Lessons Learned from the Field:  Connecting Californians to Broadband and Digital Careers

2013 CETF Grantee Performance Review
Presented to the Board of Directors

2012 CETF Grantee Performance Review
Presented to the Board of Directors

2011 CETF Grantee Performance Review
Presented to the Board of Directors

The Strategic Action Plan sets forth the values and commitments to operate with an intense focus on measureable outcomes, a discipline of continuous performance improvement, and a culture of accountability. After gathering and reviewing all the research regarding the Digital Divide, CETF identified 3 Priority Consumer Communities for grantmaking (each of which has tailored strategies and, thus, a distinctly different basis for evaluating performance):

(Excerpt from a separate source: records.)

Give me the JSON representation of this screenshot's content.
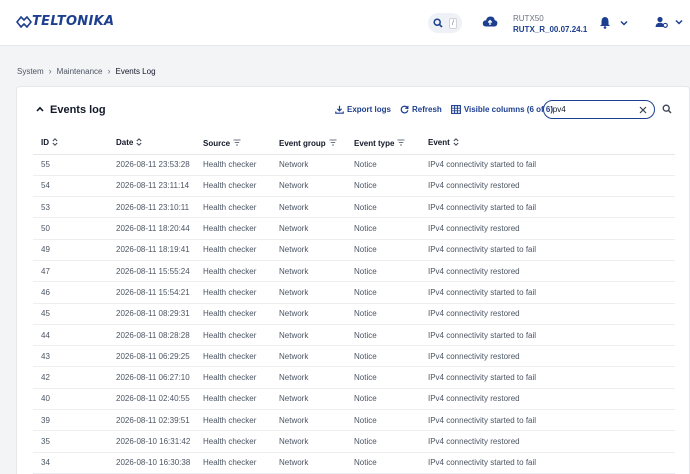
{
  "header": {
    "brand": "TELTONIKA",
    "search_shortcut": "/",
    "device_model": "RUTX50",
    "firmware": "RUTX_R_00.07.24.1"
  },
  "breadcrumb": [
    "System",
    "Maintenance",
    "Events Log"
  ],
  "card": {
    "title": "Events log",
    "export_label": "Export logs",
    "refresh_label": "Refresh",
    "visible_columns_label": "Visible columns (6 of 6)",
    "filter_value": "ipv4"
  },
  "columns": [
    "ID",
    "Date",
    "Source",
    "Event group",
    "Event type",
    "Event"
  ],
  "rows": [
    {
      "id": "55",
      "date": "2026-08-11 23:53:28",
      "source": "Health checker",
      "group": "Network",
      "type": "Notice",
      "event": "IPv4 connectivity started to fail"
    },
    {
      "id": "54",
      "date": "2026-08-11 23:11:14",
      "source": "Health checker",
      "group": "Network",
      "type": "Notice",
      "event": "IPv4 connectivity restored"
    },
    {
      "id": "53",
      "date": "2026-08-11 23:10:11",
      "source": "Health checker",
      "group": "Network",
      "type": "Notice",
      "event": "IPv4 connectivity started to fail"
    },
    {
      "id": "50",
      "date": "2026-08-11 18:20:44",
      "source": "Health checker",
      "group": "Network",
      "type": "Notice",
      "event": "IPv4 connectivity restored"
    },
    {
      "id": "49",
      "date": "2026-08-11 18:19:41",
      "source": "Health checker",
      "group": "Network",
      "type": "Notice",
      "event": "IPv4 connectivity started to fail"
    },
    {
      "id": "47",
      "date": "2026-08-11 15:55:24",
      "source": "Health checker",
      "group": "Network",
      "type": "Notice",
      "event": "IPv4 connectivity restored"
    },
    {
      "id": "46",
      "date": "2026-08-11 15:54:21",
      "source": "Health checker",
      "group": "Network",
      "type": "Notice",
      "event": "IPv4 connectivity started to fail"
    },
    {
      "id": "45",
      "date": "2026-08-11 08:29:31",
      "source": "Health checker",
      "group": "Network",
      "type": "Notice",
      "event": "IPv4 connectivity restored"
    },
    {
      "id": "44",
      "date": "2026-08-11 08:28:28",
      "source": "Health checker",
      "group": "Network",
      "type": "Notice",
      "event": "IPv4 connectivity started to fail"
    },
    {
      "id": "43",
      "date": "2026-08-11 06:29:25",
      "source": "Health checker",
      "group": "Network",
      "type": "Notice",
      "event": "IPv4 connectivity restored"
    },
    {
      "id": "42",
      "date": "2026-08-11 06:27:10",
      "source": "Health checker",
      "group": "Network",
      "type": "Notice",
      "event": "IPv4 connectivity started to fail"
    },
    {
      "id": "40",
      "date": "2026-08-11 02:40:55",
      "source": "Health checker",
      "group": "Network",
      "type": "Notice",
      "event": "IPv4 connectivity restored"
    },
    {
      "id": "39",
      "date": "2026-08-11 02:39:51",
      "source": "Health checker",
      "group": "Network",
      "type": "Notice",
      "event": "IPv4 connectivity started to fail"
    },
    {
      "id": "35",
      "date": "2026-08-10 16:31:42",
      "source": "Health checker",
      "group": "Network",
      "type": "Notice",
      "event": "IPv4 connectivity restored"
    },
    {
      "id": "34",
      "date": "2026-08-10 16:30:38",
      "source": "Health checker",
      "group": "Network",
      "type": "Notice",
      "event": "IPv4 connectivity started to fail"
    }
  ],
  "icons": {
    "brand_color": "#1d3f8f"
  }
}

  • Rural and Remote Areas
  • Urban Disadvantaged Neighborhoods
  • People with Disabilities

The Strategic Action Plan sets forth the values and commitments to operate with an intense focus on measureable outcomes, a discipline of continuous performance improvement, and a culture of accountability. The cohort from the initial analysis is referred to as CETF 1.0 grants and the analysis this year is referred to as CETF 2.0 grants, which includes the performance of NTIA sub-awardees and their partners.

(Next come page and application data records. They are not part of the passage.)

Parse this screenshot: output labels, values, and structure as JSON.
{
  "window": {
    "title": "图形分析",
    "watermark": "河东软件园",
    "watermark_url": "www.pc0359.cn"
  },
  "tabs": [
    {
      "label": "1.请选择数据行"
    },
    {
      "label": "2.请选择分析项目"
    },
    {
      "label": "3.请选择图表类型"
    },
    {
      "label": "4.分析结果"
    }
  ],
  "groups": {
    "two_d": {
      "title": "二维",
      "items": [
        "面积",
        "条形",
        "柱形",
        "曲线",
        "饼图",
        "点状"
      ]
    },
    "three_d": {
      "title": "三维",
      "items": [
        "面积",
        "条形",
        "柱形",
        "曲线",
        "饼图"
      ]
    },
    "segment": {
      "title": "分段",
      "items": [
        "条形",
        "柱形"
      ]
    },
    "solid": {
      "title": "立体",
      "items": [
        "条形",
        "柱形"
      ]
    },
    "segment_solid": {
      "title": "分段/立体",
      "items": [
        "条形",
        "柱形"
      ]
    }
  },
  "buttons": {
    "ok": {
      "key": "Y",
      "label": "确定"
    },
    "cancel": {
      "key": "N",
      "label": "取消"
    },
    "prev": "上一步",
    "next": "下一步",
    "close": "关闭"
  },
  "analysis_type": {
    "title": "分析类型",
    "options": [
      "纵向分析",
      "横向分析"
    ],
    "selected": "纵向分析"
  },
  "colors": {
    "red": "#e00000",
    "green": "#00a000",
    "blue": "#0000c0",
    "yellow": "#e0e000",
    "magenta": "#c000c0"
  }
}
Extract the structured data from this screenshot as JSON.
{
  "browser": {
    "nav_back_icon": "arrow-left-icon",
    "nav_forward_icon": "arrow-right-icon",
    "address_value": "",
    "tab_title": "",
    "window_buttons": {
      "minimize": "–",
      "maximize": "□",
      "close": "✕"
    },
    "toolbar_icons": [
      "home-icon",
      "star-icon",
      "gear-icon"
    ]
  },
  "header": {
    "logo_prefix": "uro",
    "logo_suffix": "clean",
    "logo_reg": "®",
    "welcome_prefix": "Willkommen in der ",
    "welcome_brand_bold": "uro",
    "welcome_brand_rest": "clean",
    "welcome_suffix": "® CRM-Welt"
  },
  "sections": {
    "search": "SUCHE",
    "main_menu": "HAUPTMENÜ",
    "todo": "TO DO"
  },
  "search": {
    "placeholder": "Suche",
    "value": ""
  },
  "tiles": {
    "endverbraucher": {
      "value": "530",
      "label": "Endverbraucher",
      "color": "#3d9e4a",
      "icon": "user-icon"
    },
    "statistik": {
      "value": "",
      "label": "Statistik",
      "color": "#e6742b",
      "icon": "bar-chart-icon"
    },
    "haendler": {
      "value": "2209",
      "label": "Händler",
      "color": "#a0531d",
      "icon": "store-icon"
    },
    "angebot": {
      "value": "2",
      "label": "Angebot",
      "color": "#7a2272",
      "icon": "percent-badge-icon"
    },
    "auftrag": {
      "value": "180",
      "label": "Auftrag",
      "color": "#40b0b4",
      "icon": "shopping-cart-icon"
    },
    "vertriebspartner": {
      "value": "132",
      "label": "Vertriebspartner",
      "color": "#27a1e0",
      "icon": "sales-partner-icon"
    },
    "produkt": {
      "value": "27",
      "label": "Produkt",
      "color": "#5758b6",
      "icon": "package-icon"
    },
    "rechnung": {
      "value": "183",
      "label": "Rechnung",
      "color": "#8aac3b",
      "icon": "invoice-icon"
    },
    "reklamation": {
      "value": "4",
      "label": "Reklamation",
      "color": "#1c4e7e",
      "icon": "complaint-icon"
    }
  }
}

This Initial Performance Analysis and Evaluation Report (Initial Report) focused primarily on 21 grants for Urban Disadvantaged Neighborhoods. The grants were made between 2007 and 2010. This third Performance Report provides an assessment of the 2 now completed NTIA grants, which finished between 2010 and 2013. CETF served as a grantee in each grant, with 19 sub-awardees, for a total of 21 grants. The Broadband Awareness and Adoption (BAA) grant that promoted Broadband Adoption among low-income households finished in January 2013, and the Access to Careers in Technology (ACT) grant that promoted Digital Literacy Training, Workforce Preparation and Jobs finished in June 2013.

The Strategic Action Plan also delineates the "5As of Broadband Adoption" as a framework to organize strategies and grants (Access, Application, Affordability, Accessibility, and Assistance) and 8 Program Categories as described below. The grants for Urban Disadvantaged Neighborhoods were analyzed within the framework of the "5As" according to the Program Category in which the outcomes most closely align. Most grantees achieved results in more than one of the 5As, however; their work was primarily focused in one of the Program Categories. ("360 Service" has been added to reflect work that is comprehensive in helping clients cross the Digital Divide.)
1. Access includes Smart Housing (in addition to Rural Demand Aggregation).
2. Application includes Computer Literacy Training, Workforce Preparation, Education and School-Related Programs, and Small Business Training.
3. Affordability includes Refurbishing/360 Service (providing training, a refurbished computer and access to affordable Internet Service).
4. Accessibility includes services to People with Disabilities (Disability).
5. Assistance includes Awareness.

Within these groupings of grants for Urban and Disadvantaged Communities, grantee performance was analyzed and evaluated for 3 Major Outcomes:

  • Results vs. Goals
  • Costs per Outcome
  • Lessons Learned